The Focus Has Always Been Chicago.
It seems as though I’m always passing through Chicago. That’s not a bad thing, of course. I really like Chicago and it’s a chance to visit old and very good friends living in the city’s suburbs. Chicago is home to major league sports teams; it has a great aquarium; and at the Museum of Science and Industry, you can go inside a captured German submarine, the U-505.
Chicago has been our country’s major rail terminus for probably 150 years and its size and complexity and capacity is, for example, what made Mr. Sears and Mr. Roebuck decide to headquarter their catalogue business there. Trains leaving Chicago multiple times every day could carry items ordered from the Sears catalog to customers all over the country.
Chicago is still the heart of passenger rail in America. It’s “home port” for most of Amtrak’s long-distance trains—nine of them originate in Chicago.

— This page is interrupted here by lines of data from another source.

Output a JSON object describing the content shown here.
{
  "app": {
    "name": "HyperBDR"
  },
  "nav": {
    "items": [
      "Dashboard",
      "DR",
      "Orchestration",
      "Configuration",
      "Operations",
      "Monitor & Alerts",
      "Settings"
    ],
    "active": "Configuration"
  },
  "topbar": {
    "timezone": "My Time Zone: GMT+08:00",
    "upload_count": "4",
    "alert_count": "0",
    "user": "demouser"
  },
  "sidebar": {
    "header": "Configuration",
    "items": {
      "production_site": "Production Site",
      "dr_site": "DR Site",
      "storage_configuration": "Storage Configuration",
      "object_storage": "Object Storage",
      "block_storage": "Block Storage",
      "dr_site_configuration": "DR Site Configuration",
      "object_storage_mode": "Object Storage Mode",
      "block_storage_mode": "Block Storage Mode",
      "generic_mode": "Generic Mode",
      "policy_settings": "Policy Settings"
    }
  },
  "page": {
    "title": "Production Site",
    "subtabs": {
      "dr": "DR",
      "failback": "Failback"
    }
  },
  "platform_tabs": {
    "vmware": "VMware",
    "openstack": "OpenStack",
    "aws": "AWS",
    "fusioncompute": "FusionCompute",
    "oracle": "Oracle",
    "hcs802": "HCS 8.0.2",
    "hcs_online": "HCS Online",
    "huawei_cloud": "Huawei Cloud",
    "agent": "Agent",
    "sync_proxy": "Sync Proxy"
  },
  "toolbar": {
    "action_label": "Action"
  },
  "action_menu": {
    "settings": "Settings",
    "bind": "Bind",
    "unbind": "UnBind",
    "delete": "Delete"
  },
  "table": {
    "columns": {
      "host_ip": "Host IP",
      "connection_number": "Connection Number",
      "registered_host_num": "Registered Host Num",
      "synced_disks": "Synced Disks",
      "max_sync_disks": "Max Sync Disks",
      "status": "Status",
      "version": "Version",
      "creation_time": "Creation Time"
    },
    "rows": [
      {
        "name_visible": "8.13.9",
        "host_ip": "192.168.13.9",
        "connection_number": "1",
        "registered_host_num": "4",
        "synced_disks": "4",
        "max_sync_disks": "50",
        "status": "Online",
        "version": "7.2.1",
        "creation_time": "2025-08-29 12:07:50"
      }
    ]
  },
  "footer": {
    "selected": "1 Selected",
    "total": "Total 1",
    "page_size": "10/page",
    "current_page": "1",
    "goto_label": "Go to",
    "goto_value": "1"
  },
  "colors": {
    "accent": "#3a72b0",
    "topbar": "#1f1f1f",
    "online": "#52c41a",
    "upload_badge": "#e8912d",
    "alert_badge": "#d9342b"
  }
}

It would be nice if there were more, of course, but those nine trains fan out from Chicago and cover a good deal of the country. There are regional trains with Chicago as a terminus, too—trains extending into Michigan and to parts of southern Illinois. The track between Chicago and St. Louis is being upgraded and those trains will soon be running at 110 miles an hour. And trains are already running at 110 along stretches of routes linking Chicago with cities in Michigan.
High speed rail is wonderful, as anyone who has traveled by train almost everywhere else in the world will attest. But the next logical step for the Amtrak network outside of the Northeast Corridor is to increase speeds on existing short-haul routes from a maximum of 79 mph up to 110. Shorter running times always attracts more riders.
(In the U.S., to the everlasting confusion of the general populace, high speed trains travel much faster than highER speed trains. In ascending order, slow to fast, the terminology is 1-conventional … 2-higher speed … and 3-high speed.)
We’re making progress with passenger rail in this country and most of it affects trains coming and going from Chicago. That progress comes in modest increments and only after major effort by advocacy organizations like NARP, civic leaders and private individuals. But one of these days, we’ll look around and see that the Cardinal is a daily train, the Vermonter’s route extends to Montreal, and the City of New Orleans is a two-night trip linking Chicago and Orlando. And even some Republican congressmen will have come around. If constituents back home have spent a few million tax dollars to restore and renovate their railway station, they don’t want to hear that their representative in Congress is not supporting Amtrak.
Frederick Douglas was right. He said, “If there is no struggle, there is no progress.”
One Caveat: The 110 service in Michigan is on right-of-way OWNED by Amtrak or MDOT (Michigan DOT). CSX has a “Just say NO!” policy to speeds above 79MP/h. So, for example, establishing 110 service between Grand Rapids/Lansing/Detroit requires PURCHASING the right-of-way [and it is the ONLY right-of-way] so the cost balloons. This is often a principle obstacle to higher speeds.
The British have been running diesel trains at 125 mph for forty years, and those rakes are capable of 140. Heck, the E units of the Transition Era were good for 117. Might there be a way to modify the track and signalling regulations to permit operation of diesel trains at 140 mph? At the margin, the extra investment in catenary and the rest of the bullet train technology buys only a few minutes faster running time.
That’s a question for one of our NARP directors who is far more knowledgable than I. Let’s see what he says.
It’s the regulation put in place that from 80 mph, you need some safety system for trains and tracks. Technically, you could push the current trains to higher speeds, but regulations forbid it, as does the cost for installing PTC. However, if UI understand correctly, PTC or something like it has to be installed on all railways carrying passengers and hazardous loads, so perhaps in a couple of years you might be running at higher speeds again. Tracks have to allow for it, though.
That is correct. It’s my understanding that Amtrak’s long-distance diesel locomotives can run at a maximum speed of 125 mph, but PTC, or an equivalent system, is required before a train can operate at 80 mph or more . . . hence Amtrak’s top speed along almost all of their long-distance routes is 79 mph.
Exactly. There are stipulations about the track structure plus requirements for signalling and grade crossing protection. With block signals, 79 mph since sometime in the 1950s. With cab signalling, used to be good for 90 or 100. To get to 110, continuous positive train control and four-point grade crossing protection. Those speed intervals oughta be negotiable. Steam trains topping 100 on jointed rail and protected by semaphore signals in the late 1930s … are all the regulations of today necessary?
In spite of some accidents lately, train safety has improved dramatically since the Thirties, too. And improved regulations and signalling have something to do with that.
So I don’t think loosening up regulations is the answer, installing more PTC or something like it on more routes is, and while it is an extra cost for the mainly freight carrying railroads, it’s also beneficial for them.